Paul also declares his expectation that the Corinthian saints would be “Confirmed to the end blameless.” This blamelessness is a precious part of our keeping. To be kept holy is better than merely to be kept safe. It is a dreadful thing when you see religious people blundering out of one dishonor into another; they have not believed in the power of our Lord to make them blameless. The lives of some professing Christians are a series of stumbles; they are never quite down, and yet they are seldom on their feet. This is not a fit thing for a believer; he is invited to walk with God, and by faith he can attain to steady perseverance in holiness; and he ought to do so. The Lord is able, not only to save us from hell, but to keep us from falling. We need not yield to temptation. Is it not written, “Sin shall not have dominion over you?” The Lord is able to keep the feet of His saints; and He will do it if we will trust Him to do so. We need not defile our garments, we may by His grace keep them unspotted from the world; we are bound to do this, “for without holiness no man shall see the Lord.”

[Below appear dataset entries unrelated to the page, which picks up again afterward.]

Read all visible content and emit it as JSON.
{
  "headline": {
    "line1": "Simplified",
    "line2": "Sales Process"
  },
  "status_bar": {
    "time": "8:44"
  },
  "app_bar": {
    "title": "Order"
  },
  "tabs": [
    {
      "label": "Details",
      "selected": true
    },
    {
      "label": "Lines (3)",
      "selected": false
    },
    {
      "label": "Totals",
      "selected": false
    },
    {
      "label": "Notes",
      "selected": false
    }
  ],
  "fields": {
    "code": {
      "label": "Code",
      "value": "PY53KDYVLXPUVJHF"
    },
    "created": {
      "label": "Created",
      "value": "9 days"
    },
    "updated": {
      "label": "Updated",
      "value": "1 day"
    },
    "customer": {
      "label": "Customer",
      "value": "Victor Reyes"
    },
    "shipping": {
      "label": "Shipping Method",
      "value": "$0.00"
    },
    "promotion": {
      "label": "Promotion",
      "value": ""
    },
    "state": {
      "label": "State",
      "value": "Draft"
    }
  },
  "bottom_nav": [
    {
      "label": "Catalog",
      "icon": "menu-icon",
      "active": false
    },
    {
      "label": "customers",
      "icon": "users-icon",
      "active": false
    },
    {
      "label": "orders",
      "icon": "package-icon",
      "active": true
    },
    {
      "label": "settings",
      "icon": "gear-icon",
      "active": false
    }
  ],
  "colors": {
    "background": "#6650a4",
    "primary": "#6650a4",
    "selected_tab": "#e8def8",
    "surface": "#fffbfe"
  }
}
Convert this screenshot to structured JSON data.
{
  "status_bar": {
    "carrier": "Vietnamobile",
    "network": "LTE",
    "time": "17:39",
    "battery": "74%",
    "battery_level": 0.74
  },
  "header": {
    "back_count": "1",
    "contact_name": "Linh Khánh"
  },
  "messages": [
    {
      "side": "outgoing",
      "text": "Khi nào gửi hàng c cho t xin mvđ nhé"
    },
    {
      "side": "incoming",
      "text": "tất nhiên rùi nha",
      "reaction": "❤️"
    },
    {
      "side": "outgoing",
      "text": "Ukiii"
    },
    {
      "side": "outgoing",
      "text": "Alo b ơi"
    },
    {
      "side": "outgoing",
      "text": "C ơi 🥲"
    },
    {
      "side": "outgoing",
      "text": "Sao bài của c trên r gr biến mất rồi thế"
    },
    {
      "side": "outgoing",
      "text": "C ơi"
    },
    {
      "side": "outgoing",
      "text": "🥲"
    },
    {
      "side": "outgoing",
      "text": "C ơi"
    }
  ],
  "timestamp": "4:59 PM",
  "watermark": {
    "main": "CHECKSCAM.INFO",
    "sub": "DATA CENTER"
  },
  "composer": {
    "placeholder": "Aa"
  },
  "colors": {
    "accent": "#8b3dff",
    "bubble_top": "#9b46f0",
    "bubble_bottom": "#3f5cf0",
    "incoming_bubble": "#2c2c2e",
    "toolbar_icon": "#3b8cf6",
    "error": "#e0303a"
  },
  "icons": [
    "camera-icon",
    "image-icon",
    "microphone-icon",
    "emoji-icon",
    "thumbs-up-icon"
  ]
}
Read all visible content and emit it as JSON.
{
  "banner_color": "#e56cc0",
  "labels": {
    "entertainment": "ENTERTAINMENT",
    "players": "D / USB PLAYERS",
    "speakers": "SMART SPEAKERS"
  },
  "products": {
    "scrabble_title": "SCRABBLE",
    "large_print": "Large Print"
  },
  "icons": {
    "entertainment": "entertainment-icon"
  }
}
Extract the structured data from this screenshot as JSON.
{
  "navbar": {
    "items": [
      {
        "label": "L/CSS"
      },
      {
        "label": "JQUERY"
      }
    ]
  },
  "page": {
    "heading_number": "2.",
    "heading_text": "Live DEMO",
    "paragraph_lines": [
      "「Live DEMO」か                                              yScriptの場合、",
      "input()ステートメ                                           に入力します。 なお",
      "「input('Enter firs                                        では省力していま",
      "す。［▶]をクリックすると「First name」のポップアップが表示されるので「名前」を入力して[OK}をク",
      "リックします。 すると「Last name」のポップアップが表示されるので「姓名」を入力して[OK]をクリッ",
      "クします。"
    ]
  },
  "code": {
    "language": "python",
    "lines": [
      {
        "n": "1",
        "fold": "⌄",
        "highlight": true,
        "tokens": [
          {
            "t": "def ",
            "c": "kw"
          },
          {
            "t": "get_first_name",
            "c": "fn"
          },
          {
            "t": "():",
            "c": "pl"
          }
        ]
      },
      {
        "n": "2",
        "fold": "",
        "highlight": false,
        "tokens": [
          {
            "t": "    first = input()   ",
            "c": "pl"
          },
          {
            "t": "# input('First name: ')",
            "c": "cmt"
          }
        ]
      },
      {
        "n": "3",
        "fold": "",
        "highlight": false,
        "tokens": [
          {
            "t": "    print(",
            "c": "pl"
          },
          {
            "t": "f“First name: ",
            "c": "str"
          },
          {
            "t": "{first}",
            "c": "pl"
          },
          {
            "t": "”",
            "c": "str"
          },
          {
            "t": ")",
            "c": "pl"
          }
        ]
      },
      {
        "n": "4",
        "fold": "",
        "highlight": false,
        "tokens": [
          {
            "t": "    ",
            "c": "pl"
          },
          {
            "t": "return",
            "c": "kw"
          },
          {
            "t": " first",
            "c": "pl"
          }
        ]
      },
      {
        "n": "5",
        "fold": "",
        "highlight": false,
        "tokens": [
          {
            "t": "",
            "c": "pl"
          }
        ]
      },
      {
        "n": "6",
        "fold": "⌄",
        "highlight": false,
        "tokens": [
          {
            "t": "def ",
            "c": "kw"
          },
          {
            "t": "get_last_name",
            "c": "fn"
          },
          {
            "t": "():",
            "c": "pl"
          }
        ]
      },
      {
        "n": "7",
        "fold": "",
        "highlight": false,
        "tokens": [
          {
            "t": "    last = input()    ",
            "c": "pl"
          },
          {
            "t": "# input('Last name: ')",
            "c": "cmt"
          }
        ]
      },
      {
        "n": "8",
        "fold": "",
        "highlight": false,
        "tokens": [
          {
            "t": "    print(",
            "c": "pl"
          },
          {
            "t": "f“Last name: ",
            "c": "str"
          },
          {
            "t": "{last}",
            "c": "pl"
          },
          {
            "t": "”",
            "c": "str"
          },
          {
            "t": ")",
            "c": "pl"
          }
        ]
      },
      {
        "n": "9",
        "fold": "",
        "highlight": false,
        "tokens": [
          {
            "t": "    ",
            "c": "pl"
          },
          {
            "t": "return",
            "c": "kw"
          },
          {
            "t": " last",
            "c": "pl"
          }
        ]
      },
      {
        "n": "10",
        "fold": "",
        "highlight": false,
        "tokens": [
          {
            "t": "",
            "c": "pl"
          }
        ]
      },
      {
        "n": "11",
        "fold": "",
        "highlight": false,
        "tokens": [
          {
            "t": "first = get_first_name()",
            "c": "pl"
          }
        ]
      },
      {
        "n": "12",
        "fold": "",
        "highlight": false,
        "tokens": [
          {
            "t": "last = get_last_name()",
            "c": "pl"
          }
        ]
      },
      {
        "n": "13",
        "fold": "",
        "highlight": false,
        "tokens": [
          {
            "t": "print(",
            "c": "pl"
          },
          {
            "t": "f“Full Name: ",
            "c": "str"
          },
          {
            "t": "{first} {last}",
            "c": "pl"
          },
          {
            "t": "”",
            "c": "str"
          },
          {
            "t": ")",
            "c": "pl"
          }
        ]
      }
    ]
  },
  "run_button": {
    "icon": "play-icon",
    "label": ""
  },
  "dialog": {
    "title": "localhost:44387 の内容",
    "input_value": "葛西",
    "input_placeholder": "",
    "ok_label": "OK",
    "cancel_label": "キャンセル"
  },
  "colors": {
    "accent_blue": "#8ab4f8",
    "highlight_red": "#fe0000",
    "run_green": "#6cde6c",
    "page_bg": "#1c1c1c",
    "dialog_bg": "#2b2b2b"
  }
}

The apostle prophesied for these believers, that which he would have us seek after — that we may be preserved, blameless unto the day of our Lord Jesus Christ.” The revised version has “unreproveable,” instead of “blameless.” Possibly a better rendering would be “unimpeachable.” God grant that in that last great day we may stand free from all charge, that none in the whole universe may dare to challenge our claim to be the redeemed of the Lord. We have sins and infirmities to mourn over, but these are not the kind of faults which would prove us to be out of Christ; we shall be clear of hypocrisy, deceit, hatred, and delight in sin; for these things would be fatal charges. Despite our failings, the Holy Spirit can work in us a character spotless before men; so that, like Daniel, we shall furnish no occasion for accusing tongues, except in the matter of our religion. Multitudes of godly men and women have exhibited lives so transparent, so consistent throughout, that none could gainsay them. The Lord will be able to say of many a believer, as he did of Job, when Satan stood before Him, “Hast thou considered my servant, a perfect and an upright man, one that feareth God and escheweth evil?” This is what my reader must look for at the Lord’s hands. This is the triumph of the saints — to continue to follow the Lamb whithersoever He goeth, maintaining our integrity as before the living God. May we never turn aside into crooked ways, and give cause to the adversary to blaspheme. Of the true believer it is written, “He keepeth himself, and that wicked one toucheth him not.” May it be so written concerning us!

Friend just beginning in the divine life, the Lord can give you an irreproachable character. Even though in your past life you may have gone far into sin, the Lord can altogether deliver you from the power of former habits, and make you an example of virtue. He can not only make you moral, but He can make you abhor every false way and follow after all that is saintly. Do not doubt it. The chief of sinners need not be a whit behind the purest of the saints. Believe for this, and according to your faith shall it be unto you. Oh, what a joy it will be to be found blameless in the day of judgment! We sing not amiss, when we join in that charming hymn:

 

Bold shall I stand in that great day,

For who aught to my charge shall lay;

While through Thy blood absolved I am,

From sin’s tremendous curse and shame?

 

What bliss it will be to enjoy that dauntless courage, when heaven and earth shall flee away from the face of the Judge of all! This bliss shall be the portion of everyone who looks alone to the grace of God in Christ Jesus, and in that sacred might wages continual war with all sin.

Charles H. Spurgeon—All of Grace

Follow along as we read this short but marvelous book. Download your copy here. Next chapter will go out Monday July 2 at 8:00 AM. Central Standard Time.

Concerning Perseverance

August 2, 2011 2 comments

We believe in the perseverance of the saints, but many are not saints, and therefore do not persevere.

C.H. Spurgeon